*Work to complete*
The records sit below. Return every line in them that holds the word "office".

[Source material — start]

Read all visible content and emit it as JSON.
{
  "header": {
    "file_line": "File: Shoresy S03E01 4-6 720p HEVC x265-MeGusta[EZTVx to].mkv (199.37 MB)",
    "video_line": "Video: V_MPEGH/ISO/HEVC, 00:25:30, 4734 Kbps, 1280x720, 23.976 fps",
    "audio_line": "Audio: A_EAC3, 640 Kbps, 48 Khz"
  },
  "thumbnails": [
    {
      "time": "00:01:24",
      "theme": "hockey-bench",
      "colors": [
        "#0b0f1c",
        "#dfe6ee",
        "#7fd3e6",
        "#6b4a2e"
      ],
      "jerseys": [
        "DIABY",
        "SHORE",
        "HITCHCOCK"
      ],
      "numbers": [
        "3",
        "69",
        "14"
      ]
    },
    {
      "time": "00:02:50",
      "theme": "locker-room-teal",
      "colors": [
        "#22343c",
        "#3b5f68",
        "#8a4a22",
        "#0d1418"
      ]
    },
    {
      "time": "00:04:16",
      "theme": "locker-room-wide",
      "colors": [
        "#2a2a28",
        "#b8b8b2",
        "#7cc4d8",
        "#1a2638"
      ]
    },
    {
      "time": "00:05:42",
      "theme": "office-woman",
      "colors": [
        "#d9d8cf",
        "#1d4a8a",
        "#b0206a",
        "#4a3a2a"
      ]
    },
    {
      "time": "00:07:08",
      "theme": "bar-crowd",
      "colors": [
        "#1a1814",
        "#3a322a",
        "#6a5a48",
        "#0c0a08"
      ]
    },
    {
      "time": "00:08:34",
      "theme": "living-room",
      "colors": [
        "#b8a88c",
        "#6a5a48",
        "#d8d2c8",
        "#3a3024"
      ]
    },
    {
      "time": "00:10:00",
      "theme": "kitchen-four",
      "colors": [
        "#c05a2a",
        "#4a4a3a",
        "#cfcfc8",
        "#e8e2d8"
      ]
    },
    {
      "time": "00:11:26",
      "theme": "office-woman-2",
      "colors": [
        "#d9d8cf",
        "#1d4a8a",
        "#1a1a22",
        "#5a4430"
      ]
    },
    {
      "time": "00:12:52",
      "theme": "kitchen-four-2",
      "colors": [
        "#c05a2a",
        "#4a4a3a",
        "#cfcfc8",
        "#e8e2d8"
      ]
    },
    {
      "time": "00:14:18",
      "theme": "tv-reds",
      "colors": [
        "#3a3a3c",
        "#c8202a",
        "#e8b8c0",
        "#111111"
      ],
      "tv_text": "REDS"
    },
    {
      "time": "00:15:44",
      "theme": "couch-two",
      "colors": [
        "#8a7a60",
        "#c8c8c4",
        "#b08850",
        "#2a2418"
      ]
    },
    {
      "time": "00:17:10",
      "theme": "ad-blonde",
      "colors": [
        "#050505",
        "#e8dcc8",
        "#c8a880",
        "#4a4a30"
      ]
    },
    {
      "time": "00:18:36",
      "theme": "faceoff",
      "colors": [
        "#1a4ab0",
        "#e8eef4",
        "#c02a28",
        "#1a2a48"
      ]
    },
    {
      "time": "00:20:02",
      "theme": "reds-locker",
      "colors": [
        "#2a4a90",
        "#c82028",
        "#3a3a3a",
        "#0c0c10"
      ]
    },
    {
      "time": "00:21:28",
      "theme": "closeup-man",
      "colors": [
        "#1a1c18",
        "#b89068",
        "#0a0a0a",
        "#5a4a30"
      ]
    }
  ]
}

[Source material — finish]

*Task solution*
      "theme": "office-woman",
      "theme": "office-woman-2",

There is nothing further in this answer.